Trout Photo

Fort Campbell’s waterways were recently restocked with trout. A collaboration between Fort Campbell and the states of Kentucky and Tennessee provides thousands of trout for local streams not native – or harmful – to the area, said Jonathan Mills, Hunting and Fishing Program manager, Fish and Wildlife, Directorate of Public Works.

Thousands of trout were recently added to Fort Campbell’s streams to give Soldiers and anglers a unique chance to fish for species that are usually found in colder waters.

A collaboration between Fort Campbell and the states of Kentucky and Tennessee provides thousands of trout for local streams not native – or harmful – to the area, said Jonathan Mills, Hunting and Fishing Program manager, Fish and Wildlife, Directorate of Public Works.

“Trout are native to parts of the United States, but in the Southeast, the only species that is native is the brook trout that is found primarily in cold water, high-elevation streams in the Appalachian Mountains,” Mills said.

Brown trout and rainbow trout are both hardier than brook trout but not invasive or able to reproduce in the warmer waters, so the trout are meant to be caught, Mills said.
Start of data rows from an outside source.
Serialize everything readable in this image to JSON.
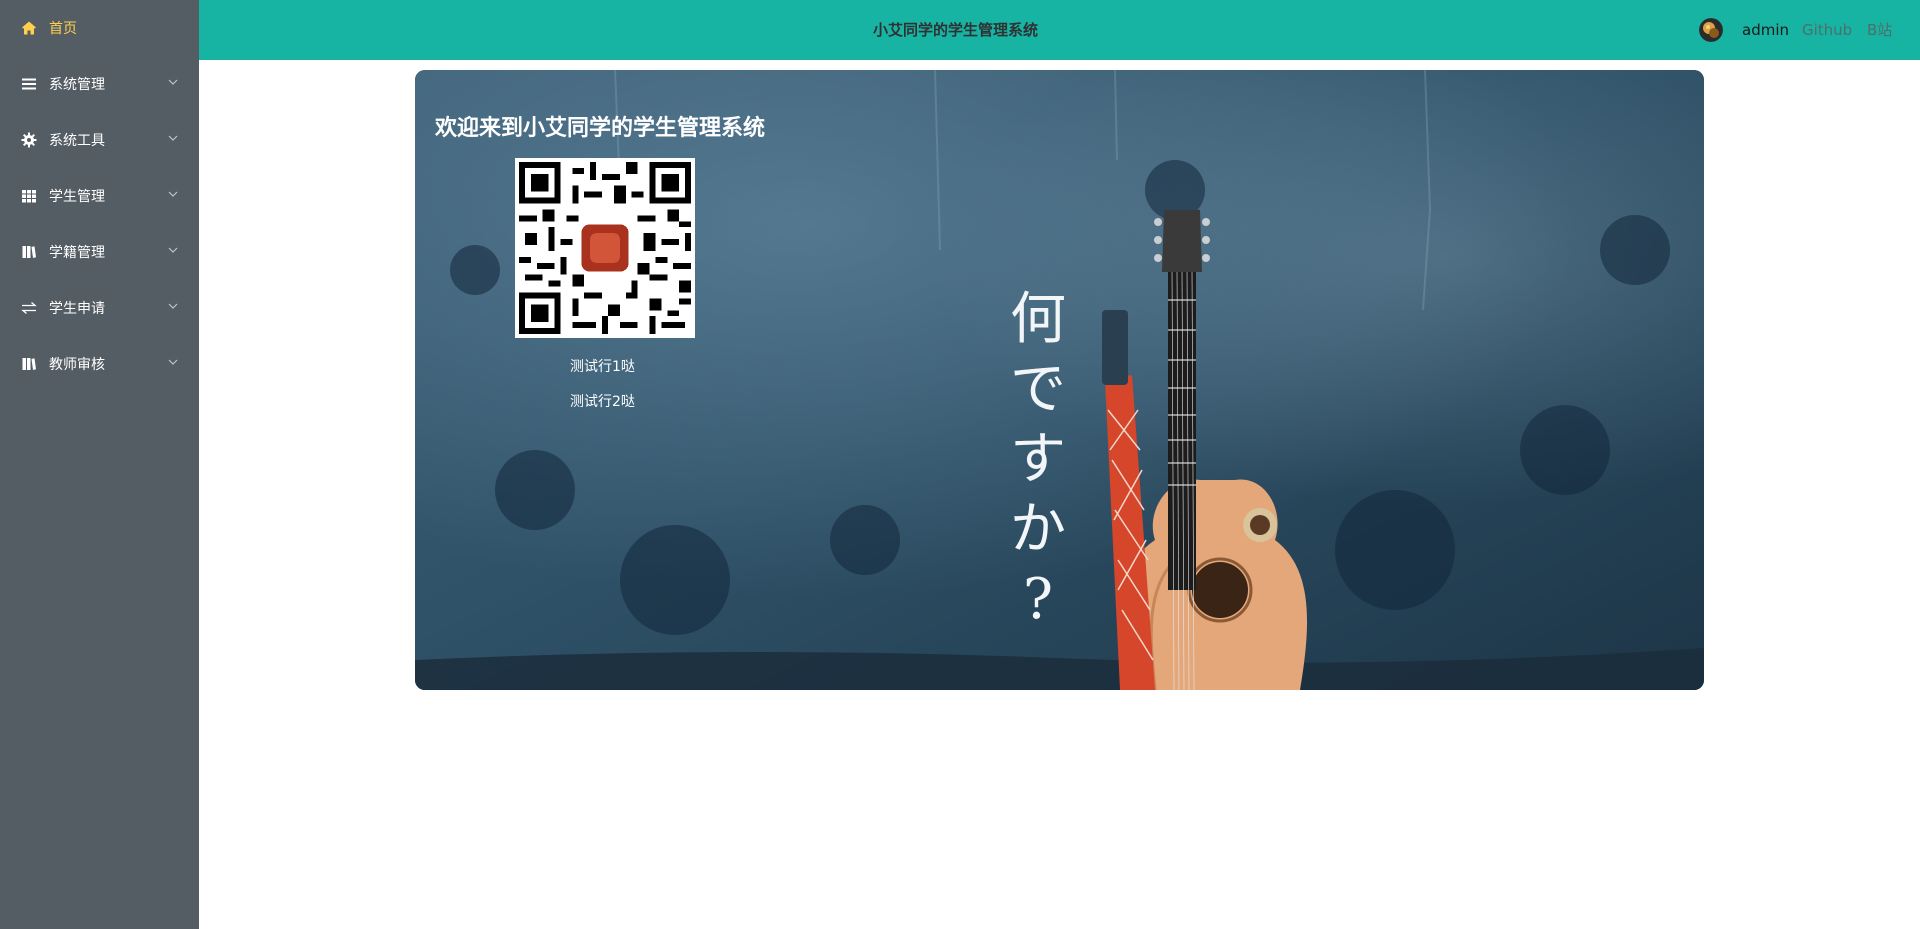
{
  "sidebar": {
    "items": [
      {
        "label": "首页",
        "icon": "home-icon",
        "active": true
      },
      {
        "label": "系统管理",
        "icon": "menu-icon"
      },
      {
        "label": "系统工具",
        "icon": "gear-icon"
      },
      {
        "label": "学生管理",
        "icon": "grid-icon"
      },
      {
        "label": "学籍管理",
        "icon": "books-icon"
      },
      {
        "label": "学生申请",
        "icon": "swap-icon"
      },
      {
        "label": "教师审核",
        "icon": "books-icon"
      }
    ],
    "colors": {
      "background": "#545c64",
      "text": "#ffffff",
      "active": "#ffd04b"
    }
  },
  "header": {
    "title": "小艾同学的学生管理系统",
    "user": "admin",
    "links": [
      "Github",
      "B站"
    ],
    "background": "#17b3a3"
  },
  "banner": {
    "welcome": "欢迎来到小艾同学的学生管理系统",
    "line1": "测试行1哒",
    "line2": "测试行2哒",
    "jp_chars": [
      "何",
      "で",
      "す",
      "か",
      "?"
    ]
  }
}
“Tennessee and Kentucky both have programs that stock those trout into streams that normally would not have had trout, so it’s a ‘put-and-take fishery’,” Mills said. “They are raising those fish for the purpose of being caught by the fishermen in these streams and the goal is to give anglers an opportunity they may not normally have to fish for trout, as well as help recruit anglers moving into this sport.”

Anglers wishing to fish for brown and rainbow trout on Fort Campbell must have a post fishing permit as well as a fishing license from Tennessee or Kentucky and a federal trout stamp. The federal trout stamp funds native brook trout restoration projects, as well as trout hatcheries that replenish the streams each year, Mills said.
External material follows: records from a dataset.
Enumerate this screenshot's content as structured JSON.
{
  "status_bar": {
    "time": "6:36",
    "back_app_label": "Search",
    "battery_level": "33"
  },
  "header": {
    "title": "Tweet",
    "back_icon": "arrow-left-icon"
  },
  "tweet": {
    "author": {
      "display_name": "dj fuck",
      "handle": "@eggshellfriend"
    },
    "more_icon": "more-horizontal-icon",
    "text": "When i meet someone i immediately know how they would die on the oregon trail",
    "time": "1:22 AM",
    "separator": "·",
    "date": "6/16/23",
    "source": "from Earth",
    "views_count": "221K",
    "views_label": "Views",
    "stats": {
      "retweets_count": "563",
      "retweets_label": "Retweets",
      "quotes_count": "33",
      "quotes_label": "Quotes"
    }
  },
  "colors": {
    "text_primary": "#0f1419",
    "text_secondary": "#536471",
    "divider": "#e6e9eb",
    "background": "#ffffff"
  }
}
Fish from those hatcheries are released into Fort Campbell streams at different times throughout the year. Kentucky Natural Resources stocked approximately 4,500 trout at Fort Campbell on Feb. 4 in the first restocking of the year.

“It’s open for fishing now,” Mills said. “When they catch them, they’re gone. That’s why we stock the fish, so anglers can catch them.”

But plenty more will be on the way soon.

Mills expects Kentucky Natural Resources to return in April. He is still waiting to hear from the Tennessee Wildlife Resource Agency to find out when their annual stocking will occur.

Although Tennessee usually release trout in June, July and August, he hopes the number of trout in the hatcheries is sufficient to begin stocking as soon as April or May.

For those who don’t want to wait, there are plenty of trout now, Mills said.

Those wanting to get a license, trout stamp, more information or a map of streams can visit Fort Campbell’s online ftcampbell.isportsman.net, or call 270-798-9824, Mills said.

The cost for a state fishing license varies by state, age and other factors. Mills said pricing information and licenses are available through each state’s website, along with the option to purchase a federal trout stamp. Links to those and other states’ websites are available at ftcampbell.isportsman.net/Hunting.

“Fort Campbell is a unique opportunity for folks to be able to experience the outdoors with a variety of hunting and fishing opportunities throughout the year,” Mills said. “Because of the size of the installation there are a lot of opportunities for us to be able to manage these resources for folks to utilize.”

Fishing is open to anyone legally allowed on Fort Campbell.

“The important thing is we want folks to know we’re stocking the trout on post – especially since one of our main customers are Soldiers,” Mills said. “We want the Soldiers who are here, and the ones coming, to know what opportunities are available. Sometimes, just by the nature of how short a time they are here, they may not plug into that as quickly as they might like to.”